By Kwame Dawes
Photos by Andre Lambertson
His voice is licked
but his dreams
are the artillery of words loaded
to uncoil our strength.
The words cluster behind your teeth;
close in, the smooth patina, deep brown,
of your face is alight with the effort:
you, boy, carrying the weight
of an old man; this body of yours
broken again and again by the accident
of your birth. I follow the slow
wave of your thick lashes, you are
counting the words, searching
your heart for the right music—
“Sometimes, I wonder why;
sometimes I wonder if
my mother did this—then I grow
dark, the world swallows light

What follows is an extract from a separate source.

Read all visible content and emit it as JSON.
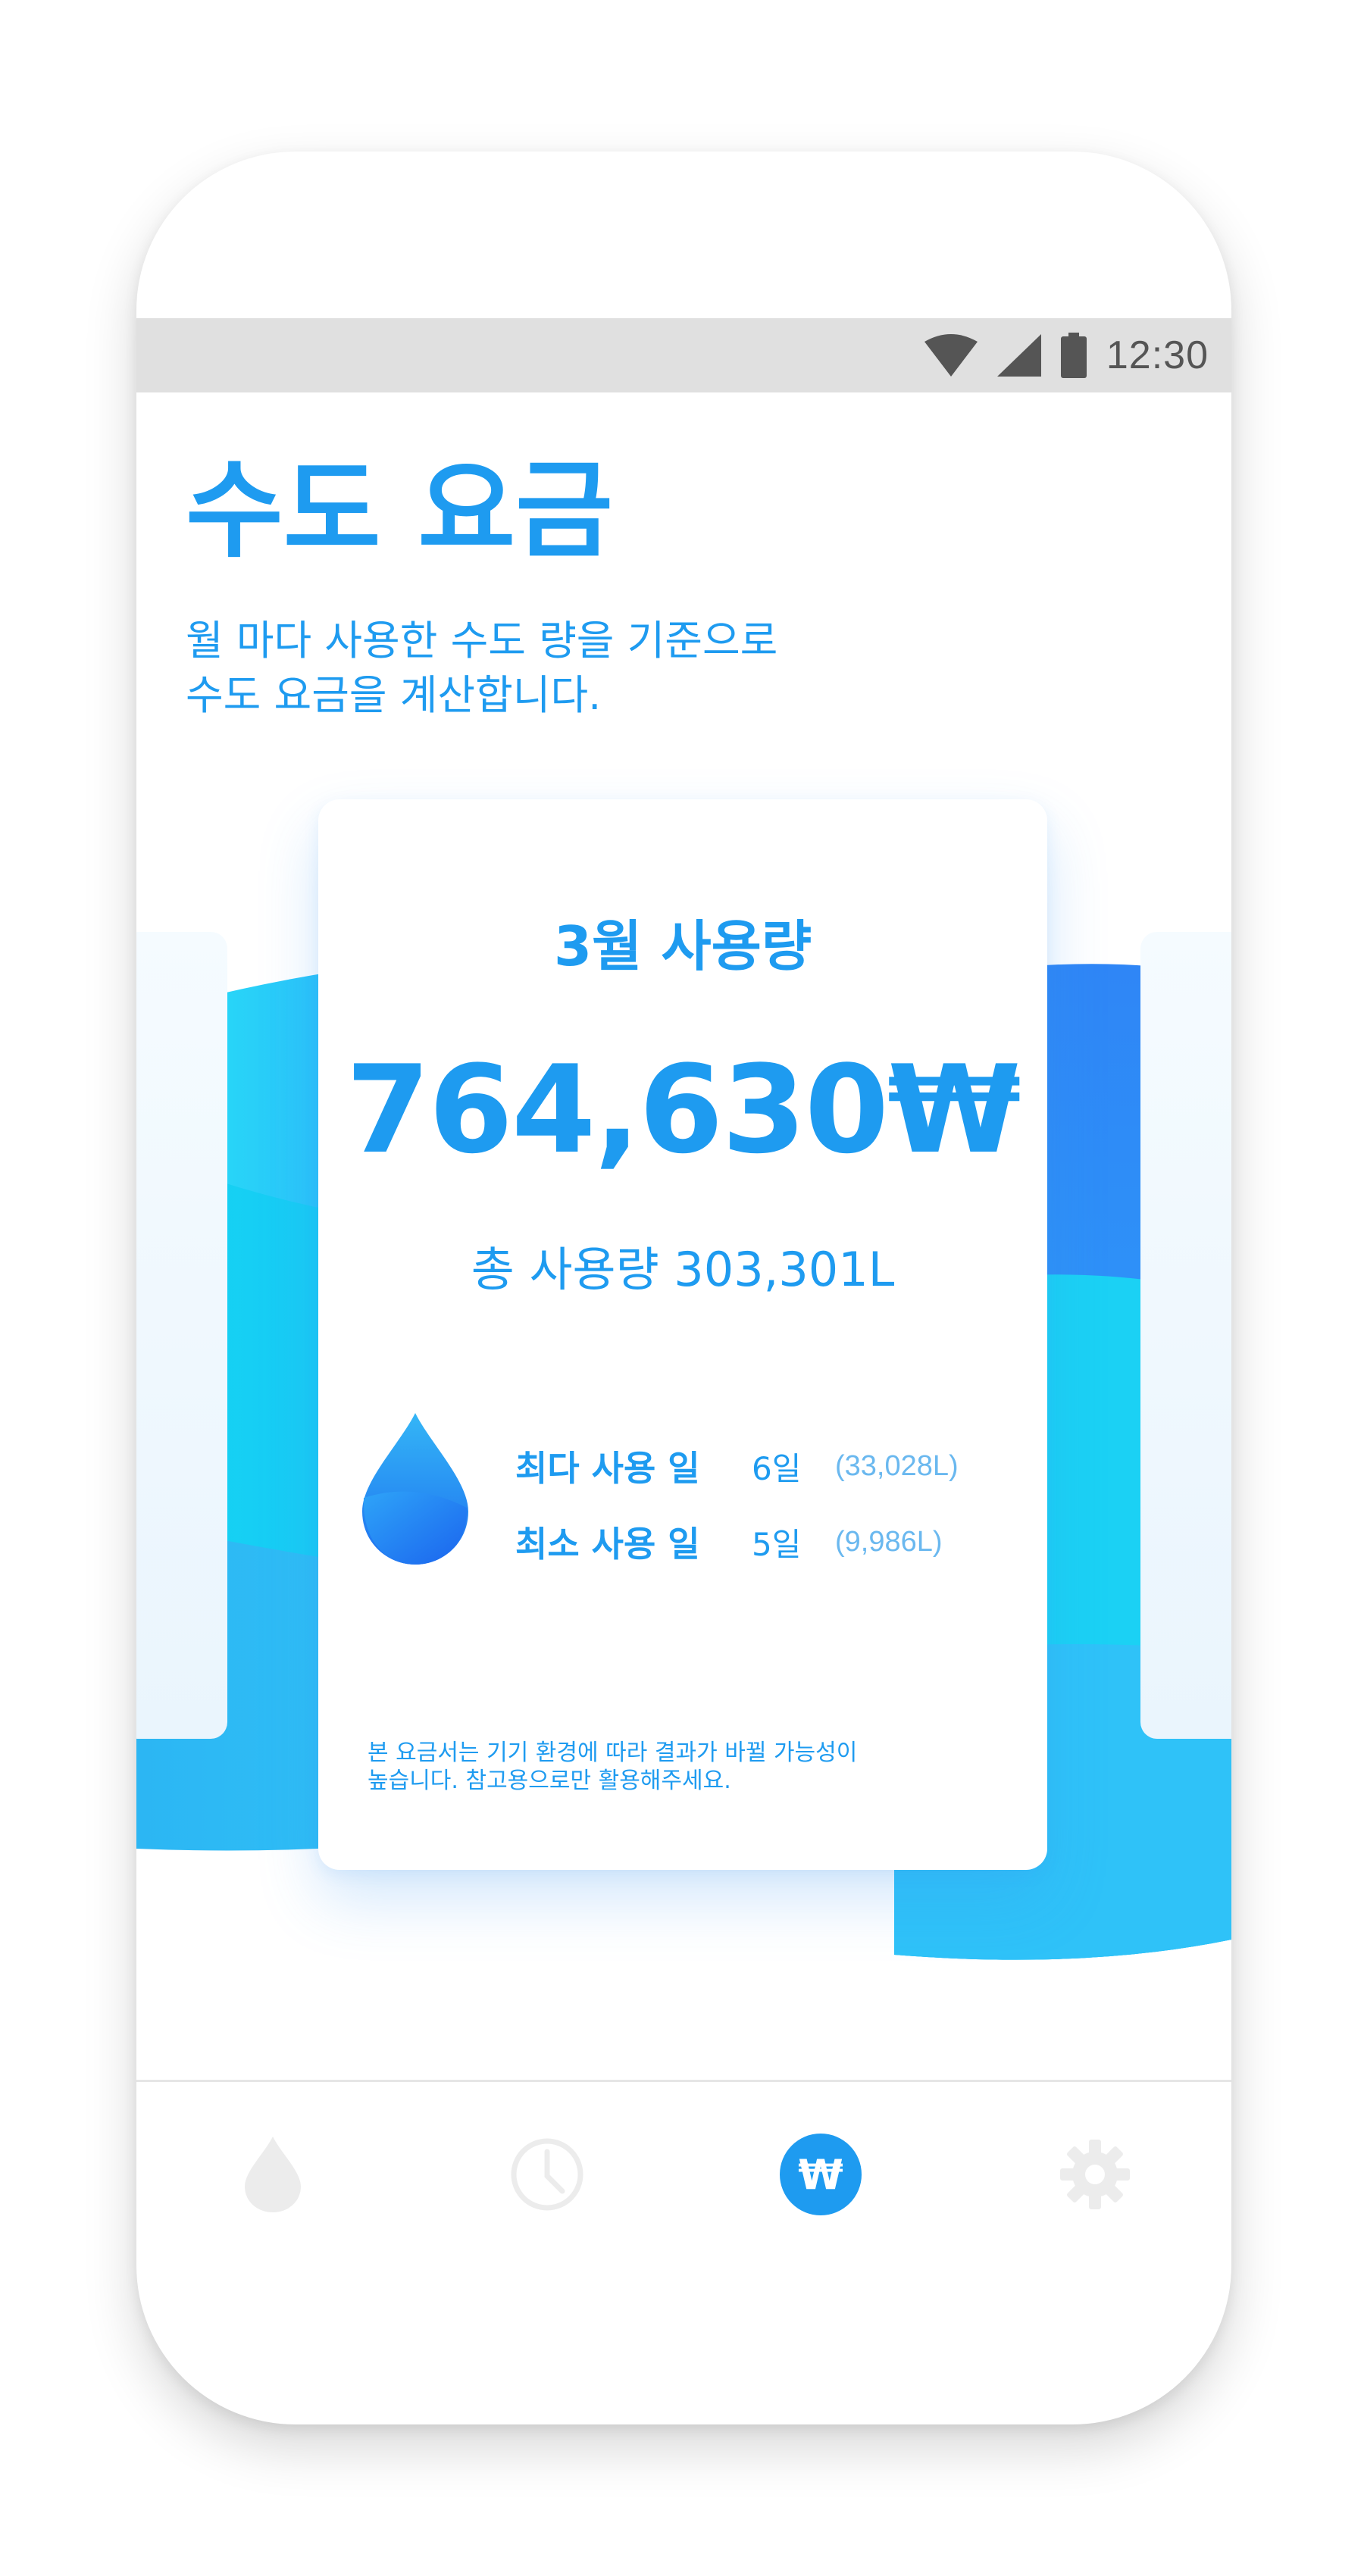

around me, then I cry—only
sometimes, I cry, and then I laugh,
just like that, in a few seconds,
I laugh and I cry and I dream again.
A drum and incendiary tongues
darting through the low rafters
would be easier—a prophet speaking,
telling us the why of the moving earth,
the rubble of our city; even the priest
with his soft horse eyes, his mouth
moving quickly over my skin, even
that would be easier than this
silence; the dark streets of the city,
the heat in my skin, my mother
praying in the shadows, singing
from deeper than I will ever go;
and when I sing, I know how
to fly, and how to reach where
the water eases the spinning
in my stomach, and this blood
is not my enemy when I sing.”
We leave you in the growing dusk,
the scent of rain is heavy in the air—
somewhere beside the broken palace,
the sky opens up, and the streets
flood—the sound of cataclysms,
so normal now—I imagine you,
like these children, dancing
in the deluge, naked as holiness.
Editor’s Note: This video was produced by the Pulitzer Center on Crisis Reporting and edited by Robin Bell. The photographs are by Andre Lambertson and the music is by Kevin Simmonds.
To see more of Kwame Dawes’ poems, visit our Poetry Series.
Kwame Dawes is co-director of the South Carolina Poetry Initiative and the University of South Carolina Arts Institute, where he also teaches as distinguished poet in residence. He also blogs for the Poetry Foundation and serves as programming director for the Calabash International Literary Festival, which takes place each May in Jamaica.
“Boy in Blue” is part of Dawes’ project with the Pulitzer Center on Crisis Reporting to examine the earthquake in Haiti through poetry. And in a new reporting collaboration, the NewsHour, USA Today and the Pulitzer Center are exploring life in Haiti a year after the disaster.